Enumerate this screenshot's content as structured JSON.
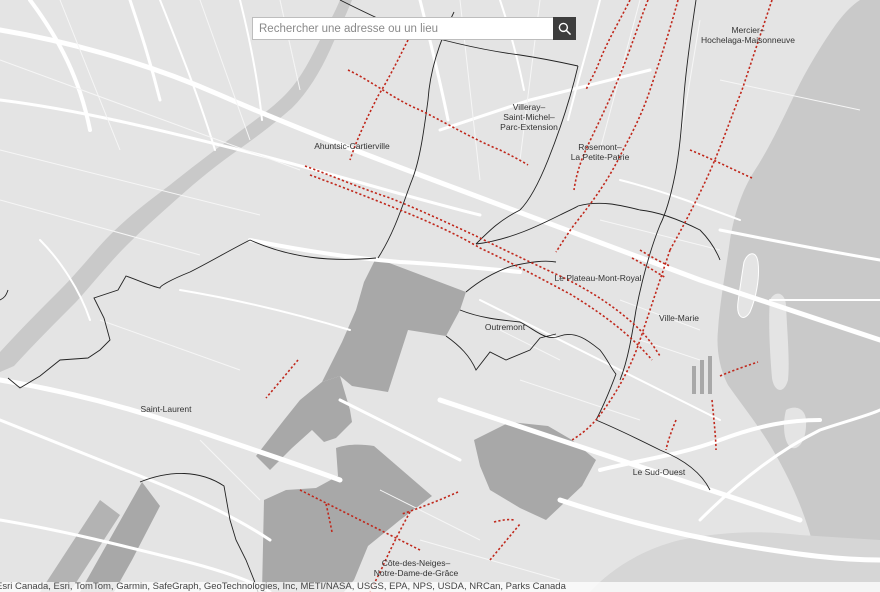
{
  "search": {
    "placeholder": "Rechercher une adresse ou un lieu",
    "button_icon": "search-icon"
  },
  "map": {
    "labels": [
      {
        "id": "mercier",
        "lines": [
          "Mercier–",
          "Hochelaga-Maisonneuve"
        ]
      },
      {
        "id": "villeray",
        "lines": [
          "Villeray–",
          "Saint-Michel–",
          "Parc-Extension"
        ]
      },
      {
        "id": "rosemont",
        "lines": [
          "Rosemont–",
          "La Petite-Patrie"
        ]
      },
      {
        "id": "ahuntsic",
        "lines": [
          "Ahuntsic-Cartierville"
        ]
      },
      {
        "id": "plateau",
        "lines": [
          "Le Plateau-Mont-Royal"
        ]
      },
      {
        "id": "villemarie",
        "lines": [
          "Ville-Marie"
        ]
      },
      {
        "id": "outremont",
        "lines": [
          "Outremont"
        ]
      },
      {
        "id": "saintlaurent",
        "lines": [
          "Saint-Laurent"
        ]
      },
      {
        "id": "sudouest",
        "lines": [
          "Le Sud-Ouest"
        ]
      },
      {
        "id": "cdn",
        "lines": [
          "Côte-des-Neiges–",
          "Notre-Dame-de-Grâce"
        ]
      }
    ],
    "colors": {
      "background": "#e4e4e4",
      "water": "#c9c9c9",
      "roads": "#ffffff",
      "boundary": "#222222",
      "excluded_area": "#a8a8a8",
      "highlight_lines": "#c0281c"
    }
  },
  "attribution": "Esri Canada, Esri, TomTom, Garmin, SafeGraph, GeoTechnologies, Inc, METI/NASA, USGS, EPA, NPS, USDA, NRCan, Parks Canada"
}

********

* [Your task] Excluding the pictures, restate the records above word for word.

* [Result]
Enumerate this screenshot's content as structured JSON.
{
  "search": {
    "placeholder": "Rechercher une adresse ou un lieu",
    "button_icon": "search-icon"
  },
  "map": {
    "labels": [
      {
        "id": "mercier",
        "lines": [
          "Mercier–",
          "Hochelaga-Maisonneuve"
        ]
      },
      {
        "id": "villeray",
        "lines": [
          "Villeray–",
          "Saint-Michel–",
          "Parc-Extension"
        ]
      },
      {
        "id": "rosemont",
        "lines": [
          "Rosemont–",
          "La Petite-Patrie"
        ]
      },
      {
        "id": "ahuntsic",
        "lines": [
          "Ahuntsic-Cartierville"
        ]
      },
      {
        "id": "plateau",
        "lines": [
          "Le Plateau-Mont-Royal"
        ]
      },
      {
        "id": "villemarie",
        "lines": [
          "Ville-Marie"
        ]
      },
      {
        "id": "outremont",
        "lines": [
          "Outremont"
        ]
      },
      {
        "id": "saintlaurent",
        "lines": [
          "Saint-Laurent"
        ]
      },
      {
        "id": "sudouest",
        "lines": [
          "Le Sud-Ouest"
        ]
      },
      {
        "id": "cdn",
        "lines": [
          "Côte-des-Neiges–",
          "Notre-Dame-de-Grâce"
        ]
      }
    ],
    "colors": {
      "background": "#e4e4e4",
      "water": "#c9c9c9",
      "roads": "#ffffff",
      "boundary": "#222222",
      "excluded_area": "#a8a8a8",
      "highlight_lines": "#c0281c"
    }
  },
  "attribution": "Esri Canada, Esri, TomTom, Garmin, SafeGraph, GeoTechnologies, Inc, METI/NASA, USGS, EPA, NPS, USDA, NRCan, Parks Canada"
}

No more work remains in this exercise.